Project description:BACKGROUND: Lead is a heavy toxic metal element in biological systems and is one of the major pollutants as a result of its widespread use in industries. In spite of its negative roles the coordination chemistry of Pb(II) complexes is a matter of interest. The N,N'-bidentate aromatic bases such as BPY,4-BPY and PHEN (BPY?=?2,2'bipyridine, 4-BPY?=?4,4'-dimethyl-2,2'-bipyridine, PHEN?=?1,10-Phenanthroline) are widely used to build supramolecular architectures because of their excellent coordinating ability and large conjugated system that can easily form ?-? interactions among their aromatic moieties. A series of novel Pb(II) complexes in concert with 5-CTPC, 5-BTPC (5-CTPC?=?5-chlorothiophen-2-carboxylate, 5-BTPC?=?5-bromothiophen-2-carboxylate) and corresponding bidentate chelating N.N' ligands have been synthesized and characterized. RESULTS: Five new Pb (II) complexes [Pb(BPY)(5-CTPC)2] (1), [Pb(4-BPY)(5-CTPC)2] (2), [Pb2(PHEN)2(5-CTPC)4] (3), [Pb(4-BPY)(5-BTPC)2] (4) and [Pb2(PHEN)2(5-BTPC)2(ACE)2] (5) have been synthesized. Even though in all these complexes the molar ratio of Pb, carboxylate, N,N-chelating ligand are the same (1:2:1), there is a significant structural diversity. These complexes have been characterised and investigated by elemental analysis, IR, 1H-NMR,13C-NMR, TGA, and photoluminescence studies. Single crystal X-ray diffraction studies reveal that complexes (1, 2) and (4) are mononuclear while (3 and 5) are dinuclear in nature which may result from the chelating nature of the ligands, various coordination modes of the carboxylates, and the coordination geometry of the Pb(II) ions.

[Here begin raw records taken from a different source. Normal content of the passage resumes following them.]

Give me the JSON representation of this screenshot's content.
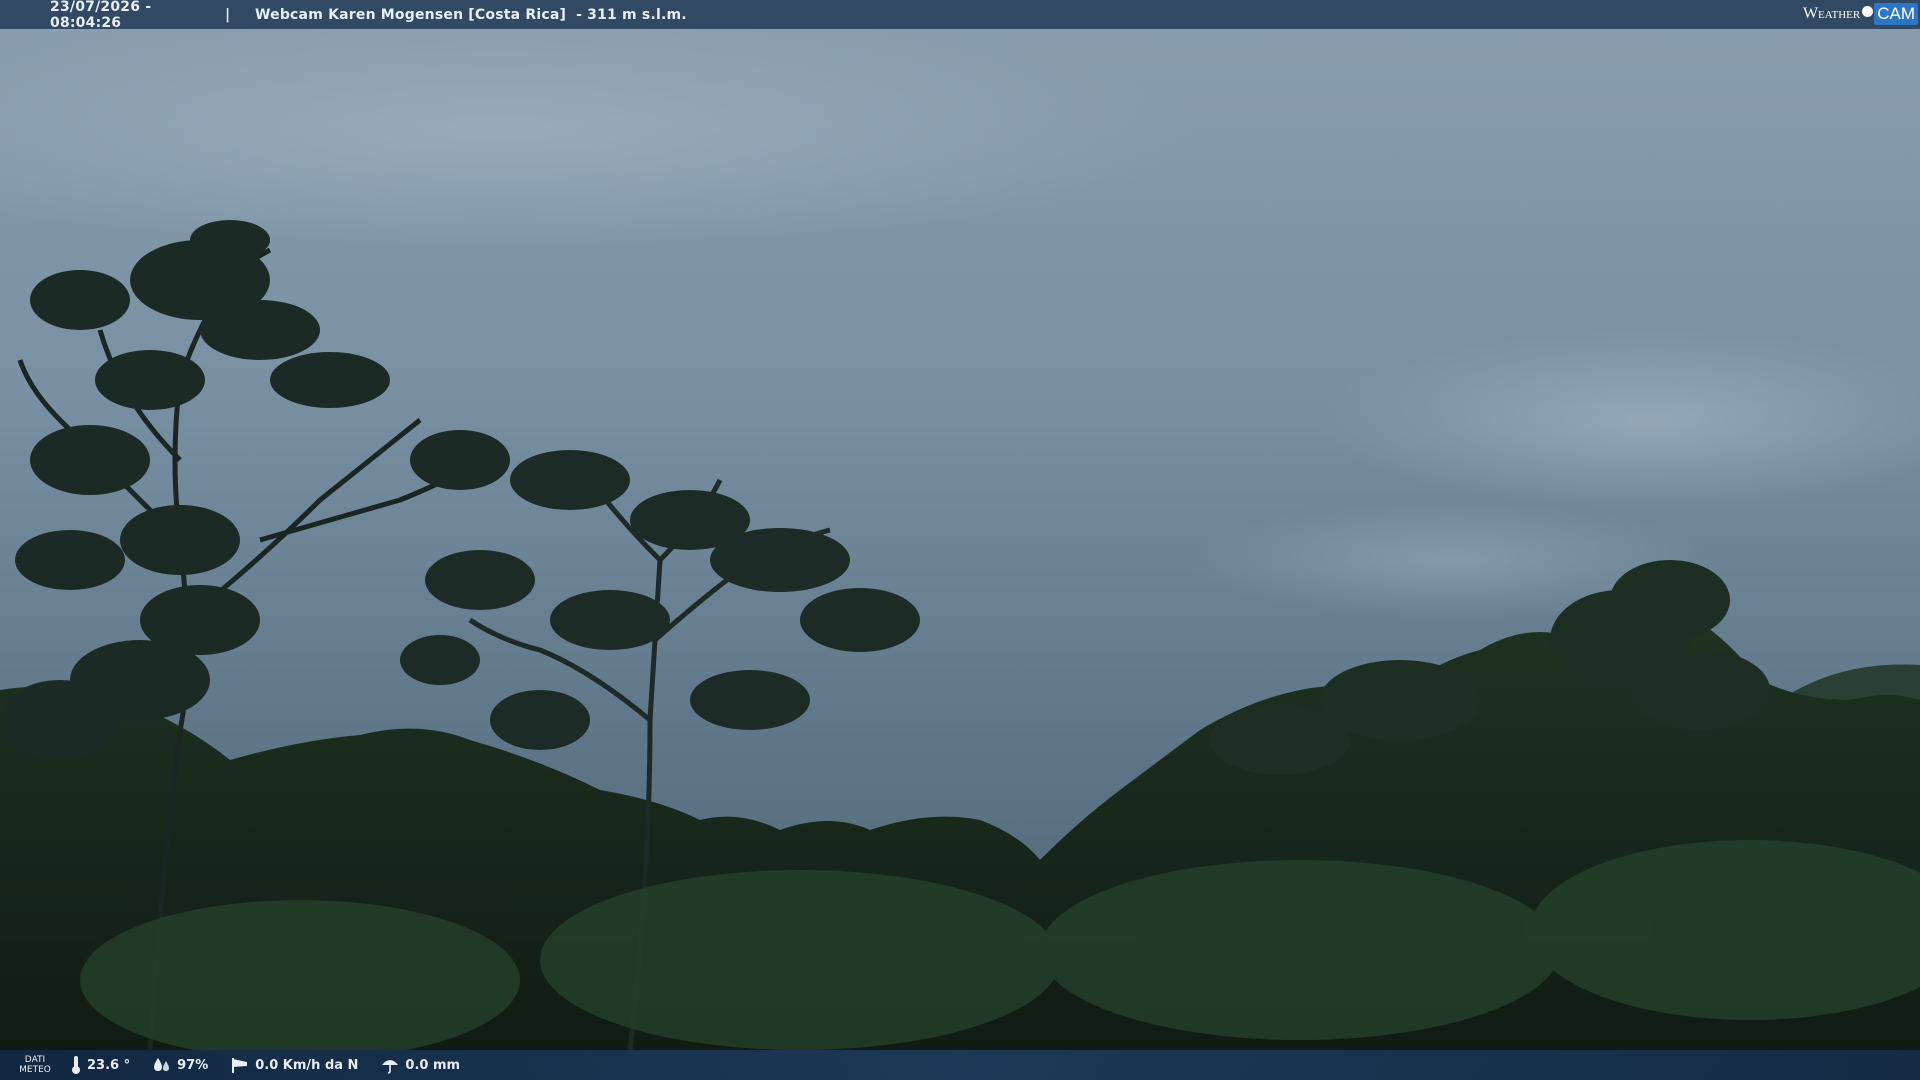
{
  "header": {
    "datetime": "23/07/2026 - 08:04:26",
    "separator": "|",
    "title": "Webcam Karen Mogensen [Costa Rica]",
    "altitude": "- 311 m s.l.m."
  },
  "logo": {
    "weather": "Weather",
    "cam": "CAM"
  },
  "footer": {
    "dati_line1": "DATI",
    "dati_line2": "METEO",
    "temperature": "23.6 °",
    "humidity": "97%",
    "wind": "0.0 Km/h da N",
    "rain": "0.0 mm"
  },
  "icons": {
    "temperature": "thermometer-icon",
    "humidity": "drops-icon",
    "wind": "windsock-icon",
    "rain": "umbrella-icon"
  },
  "colors": {
    "bar": "#2a425c",
    "sky": "#6f8597",
    "forest": "#16241a",
    "logo_accent": "#2b77c6"
  }
}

CONCLUSIONS: The observation of structures 2,4 and 3,5 show the structural changes made just chloro/bromo substituent of the thiophene ring. A detailed packing analysis has been undertaken to delineate the role of valuable non covalent interactions like X…?, H…X, (X?=?Cl/Br). A quadruple hydrogen bond linking the monomeric units and generating a supramolecular architecture is observed in (1). The metal bite unit comprised of PbN2C2 (i.e. Pb-N-C-C-N-Pb) is the repeating unit in all the five complexes and they have almost same geometrical parameters. This metal bite has been identified as the self assembly unit in complexes.